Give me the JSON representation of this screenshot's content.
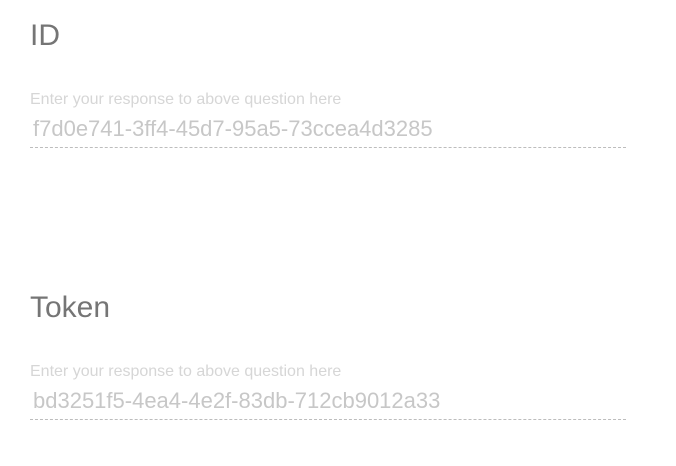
{
  "questions": [
    {
      "label": "ID",
      "hint": "Enter your response to above question here",
      "value": "f7d0e741-3ff4-45d7-95a5-73ccea4d3285"
    },
    {
      "label": "Token",
      "hint": "Enter your response to above question here",
      "value": "bd3251f5-4ea4-4e2f-83db-712cb9012a33"
    }
  ]
}
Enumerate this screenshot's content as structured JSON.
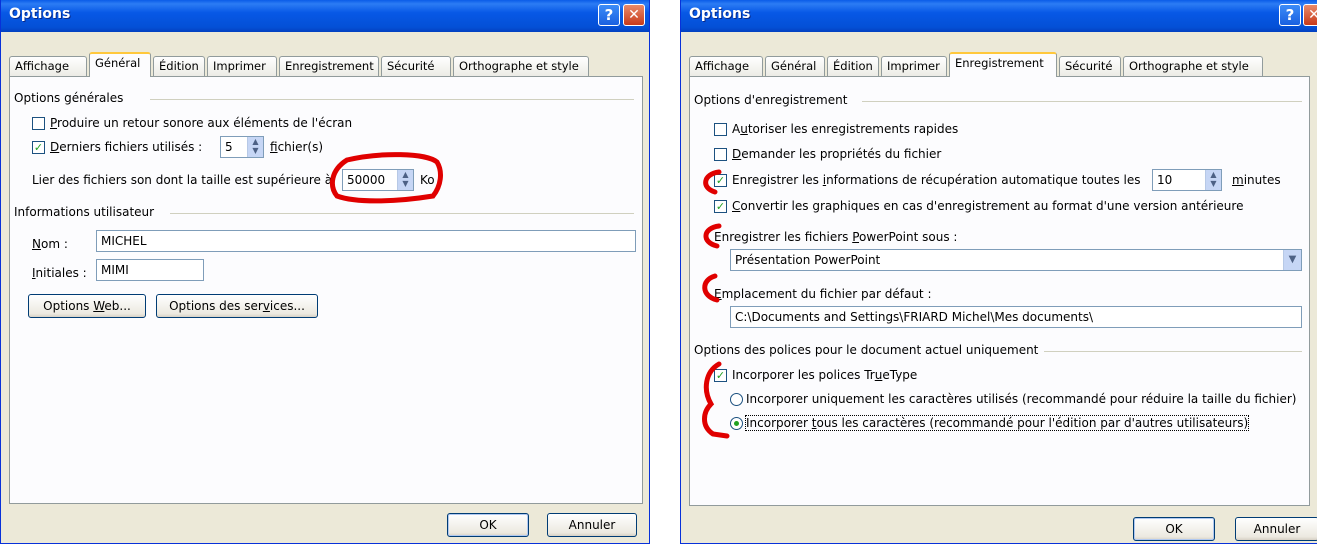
{
  "left_dialog": {
    "title": "Options",
    "tabs": [
      "Affichage",
      "Général",
      "Édition",
      "Imprimer",
      "Enregistrement",
      "Sécurité",
      "Orthographe et style"
    ],
    "active_tab": "Général",
    "options_generales": {
      "label": "Options générales",
      "retour_sonore": {
        "before": "",
        "accel": "P",
        "after": "roduire un retour sonore aux éléments de l'écran",
        "checked": false
      },
      "derniers_fichiers": {
        "before": "",
        "accel": "D",
        "after": "erniers fichiers utilisés :",
        "checked": true,
        "value": "5",
        "suffix_accel": "f",
        "suffix_after": "ichier(s)"
      },
      "lier_fichiers": {
        "label": "Lier des fichiers son dont la taille est supérieure à",
        "value": "50000",
        "unit": "Ko"
      }
    },
    "informations_utilisateur": {
      "label": "Informations utilisateur",
      "nom": {
        "accel": "N",
        "after": "om :",
        "value": "MICHEL"
      },
      "initiales": {
        "accel": "I",
        "after": "nitiales :",
        "value": "MIMI"
      }
    },
    "buttons": {
      "options_web": {
        "before": "Options ",
        "accel": "W",
        "after": "eb..."
      },
      "options_services": {
        "before": "Options des ser",
        "accel": "v",
        "after": "ices..."
      },
      "ok": "OK",
      "annuler": "Annuler"
    }
  },
  "right_dialog": {
    "title": "Options",
    "tabs": [
      "Affichage",
      "Général",
      "Édition",
      "Imprimer",
      "Enregistrement",
      "Sécurité",
      "Orthographe et style"
    ],
    "active_tab": "Enregistrement",
    "options_enregistrement": {
      "label": "Options d'enregistrement",
      "rapides": {
        "before": "A",
        "accel": "u",
        "after": "toriser les enregistrements rapides",
        "checked": false
      },
      "proprietes": {
        "before": "",
        "accel": "D",
        "after": "emander les propriétés du fichier",
        "checked": false
      },
      "recuperation": {
        "before": "Enregistrer les ",
        "accel": "i",
        "after": "nformations de récupération automatique toutes les",
        "checked": true,
        "value": "10",
        "unit_accel": "m",
        "unit_after": "inutes"
      },
      "convertir": {
        "before": "",
        "accel": "C",
        "after": "onvertir les graphiques en cas d'enregistrement au format d'une version antérieure",
        "checked": true
      }
    },
    "format": {
      "before": "Enregistrer les fichiers ",
      "accel": "P",
      "after": "owerPoint sous :",
      "value": "Présentation PowerPoint"
    },
    "emplacement": {
      "before": "",
      "accel": "E",
      "after": "mplacement du fichier par défaut :",
      "value": "C:\\Documents and Settings\\FRIARD Michel\\Mes documents\\"
    },
    "polices": {
      "label": "Options des polices pour le document actuel uniquement",
      "incorporer": {
        "before": "Incorporer les polices Tr",
        "accel": "u",
        "after": "eType",
        "checked": true
      },
      "uniquement": {
        "text": "Incorporer uniquement les caractères utilisés  (recommandé pour réduire la taille du fichier)",
        "selected": false
      },
      "tous": {
        "before": "Incorporer ",
        "accel": "t",
        "after": "ous les caractères (recommandé pour l'édition par d'autres utilisateurs)",
        "selected": true
      }
    },
    "buttons": {
      "ok": "OK",
      "annuler": "Annuler"
    }
  },
  "colors": {
    "titlebar": "#0450d6",
    "dialog_bg": "#ece9d8",
    "panel_bg": "#fcfcfe",
    "active_tab_accent": "#ffc83c",
    "check": "#21a121",
    "annotation": "#e00000"
  },
  "icons": {
    "help": "help-icon",
    "close": "close-icon",
    "spin": "spinner-arrows-icon",
    "dropdown": "chevron-down-icon"
  }
}
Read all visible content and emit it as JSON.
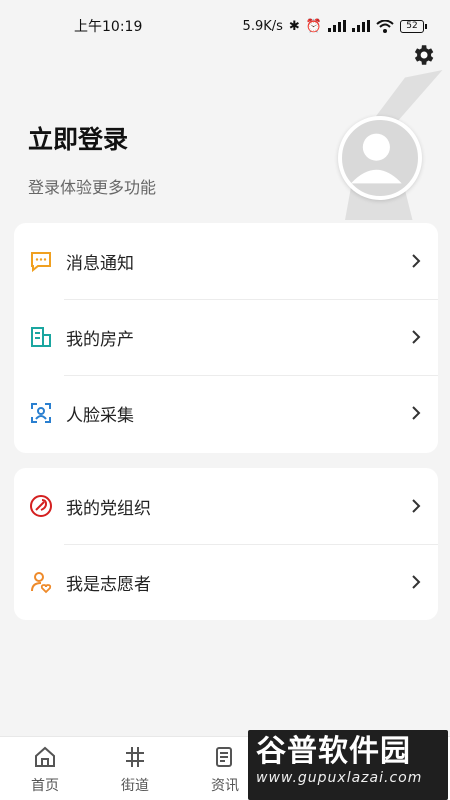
{
  "status_bar": {
    "time": "上午10:19",
    "network_speed": "5.9K/s",
    "battery": "52"
  },
  "header": {
    "title": "立即登录",
    "subtitle": "登录体验更多功能"
  },
  "menu_group_1": {
    "items": [
      {
        "label": "消息通知",
        "icon": "message-icon",
        "color": "#f0a020"
      },
      {
        "label": "我的房产",
        "icon": "building-icon",
        "color": "#1aa6a0"
      },
      {
        "label": "人脸采集",
        "icon": "face-scan-icon",
        "color": "#2a7fd0"
      }
    ]
  },
  "menu_group_2": {
    "items": [
      {
        "label": "我的党组织",
        "icon": "party-icon",
        "color": "#d42020"
      },
      {
        "label": "我是志愿者",
        "icon": "volunteer-icon",
        "color": "#ee8a2a"
      }
    ]
  },
  "bottom_nav": {
    "items": [
      {
        "label": "首页",
        "icon": "home-icon"
      },
      {
        "label": "街道",
        "icon": "street-icon"
      },
      {
        "label": "资讯",
        "icon": "news-icon"
      }
    ]
  },
  "watermark": {
    "title": "谷普软件园",
    "url": "www.gupuxlazai.com"
  }
}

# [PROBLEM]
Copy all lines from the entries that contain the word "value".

# [RESPONSE TO THE TASK]
      "value": "f7d0e741-3ff4-45d7-95a5-73ccea4d3285"
      "value": "bd3251f5-4ea4-4e2f-83db-712cb9012a33"
        "value": "5",
        "value": "50000",
        "value": "MICHEL"
        "value": "MIMI"
        "value": "10",
      "value": "Présentation PowerPoint"
      "value": "C:\\Documents and Settings\\FRIARD Michel\\Mes documents\\"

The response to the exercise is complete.